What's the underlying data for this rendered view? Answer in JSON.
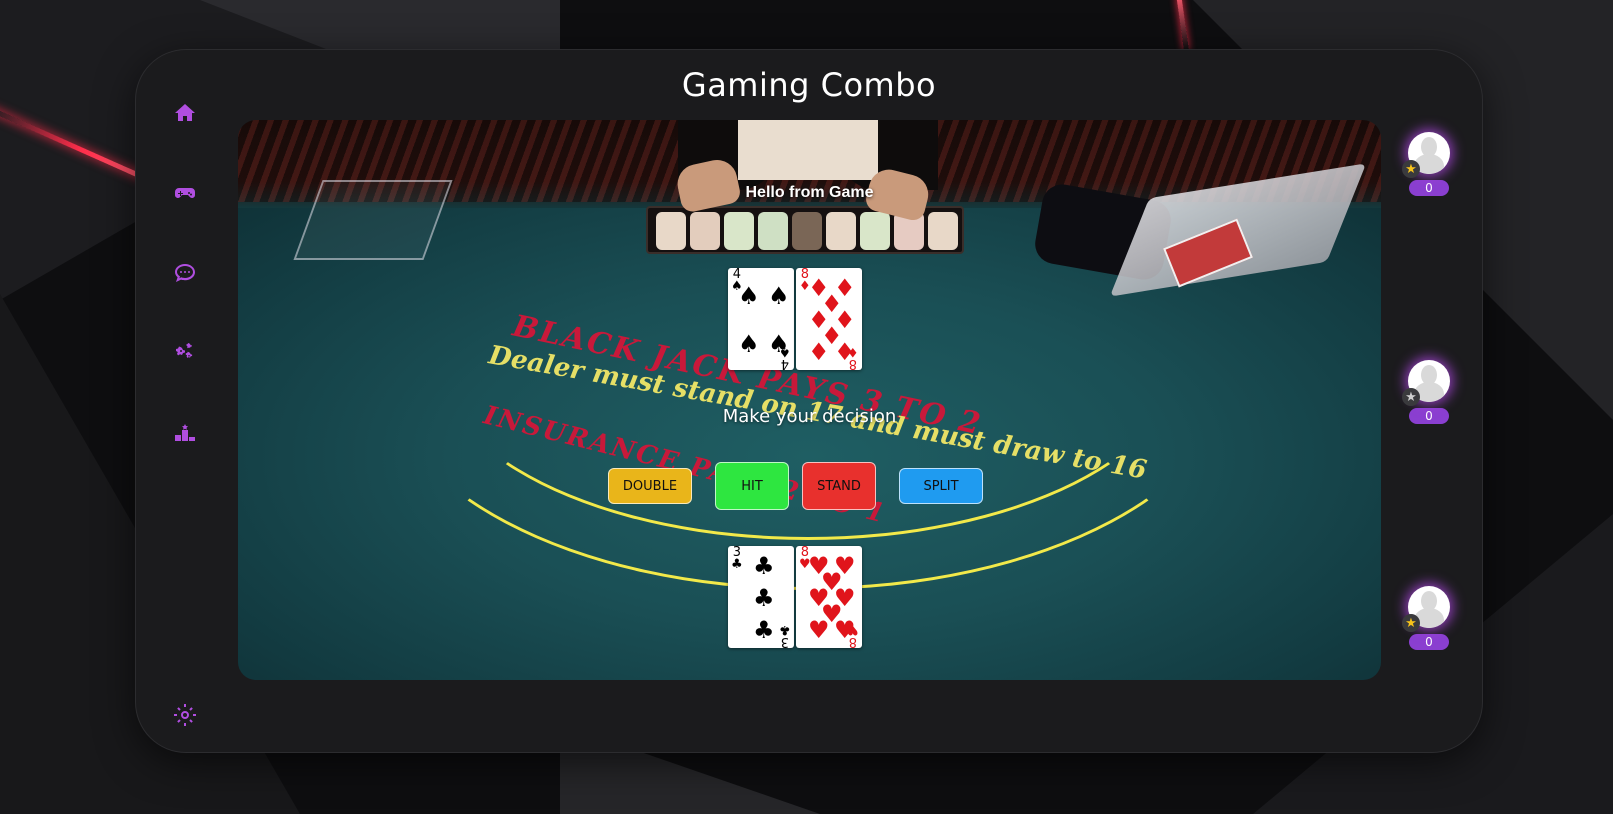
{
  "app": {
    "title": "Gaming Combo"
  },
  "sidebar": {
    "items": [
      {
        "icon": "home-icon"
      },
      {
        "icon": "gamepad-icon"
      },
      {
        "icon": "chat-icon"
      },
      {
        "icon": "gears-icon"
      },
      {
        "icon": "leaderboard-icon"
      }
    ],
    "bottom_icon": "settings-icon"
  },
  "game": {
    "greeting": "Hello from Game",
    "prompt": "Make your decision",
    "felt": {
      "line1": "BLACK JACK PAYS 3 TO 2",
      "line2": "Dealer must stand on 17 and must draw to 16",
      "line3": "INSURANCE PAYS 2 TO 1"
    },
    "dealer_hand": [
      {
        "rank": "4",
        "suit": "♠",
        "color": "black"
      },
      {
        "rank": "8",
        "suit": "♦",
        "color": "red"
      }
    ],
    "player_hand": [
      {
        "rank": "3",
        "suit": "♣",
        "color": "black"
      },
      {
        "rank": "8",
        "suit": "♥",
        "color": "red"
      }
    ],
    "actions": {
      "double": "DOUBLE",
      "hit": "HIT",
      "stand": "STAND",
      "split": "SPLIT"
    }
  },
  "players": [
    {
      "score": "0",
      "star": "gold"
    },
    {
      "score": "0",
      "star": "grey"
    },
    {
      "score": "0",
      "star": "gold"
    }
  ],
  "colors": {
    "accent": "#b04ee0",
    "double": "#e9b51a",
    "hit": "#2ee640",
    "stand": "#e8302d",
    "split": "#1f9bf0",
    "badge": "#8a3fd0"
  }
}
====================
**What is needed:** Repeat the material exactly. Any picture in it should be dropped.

**Task solution:**
What's the underlying data for this rendered view? Answer in JSON.
{
  "app": {
    "title": "Gaming Combo"
  },
  "sidebar": {
    "items": [
      {
        "icon": "home-icon"
      },
      {
        "icon": "gamepad-icon"
      },
      {
        "icon": "chat-icon"
      },
      {
        "icon": "gears-icon"
      },
      {
        "icon": "leaderboard-icon"
      }
    ],
    "bottom_icon": "settings-icon"
  },
  "game": {
    "greeting": "Hello from Game",
    "prompt": "Make your decision",
    "felt": {
      "line1": "BLACK JACK PAYS 3 TO 2",
      "line2": "Dealer must stand on 17 and must draw to 16",
      "line3": "INSURANCE PAYS 2 TO 1"
    },
    "dealer_hand": [
      {
        "rank": "4",
        "suit": "♠",
        "color": "black"
      },
      {
        "rank": "8",
        "suit": "♦",
        "color": "red"
      }
    ],
    "player_hand": [
      {
        "rank": "3",
        "suit": "♣",
        "color": "black"
      },
      {
        "rank": "8",
        "suit": "♥",
        "color": "red"
      }
    ],
    "actions": {
      "double": "DOUBLE",
      "hit": "HIT",
      "stand": "STAND",
      "split": "SPLIT"
    }
  },
  "players": [
    {
      "score": "0",
      "star": "gold"
    },
    {
      "score": "0",
      "star": "grey"
    },
    {
      "score": "0",
      "star": "gold"
    }
  ],
  "colors": {
    "accent": "#b04ee0",
    "double": "#e9b51a",
    "hit": "#2ee640",
    "stand": "#e8302d",
    "split": "#1f9bf0",
    "badge": "#8a3fd0"
  }
}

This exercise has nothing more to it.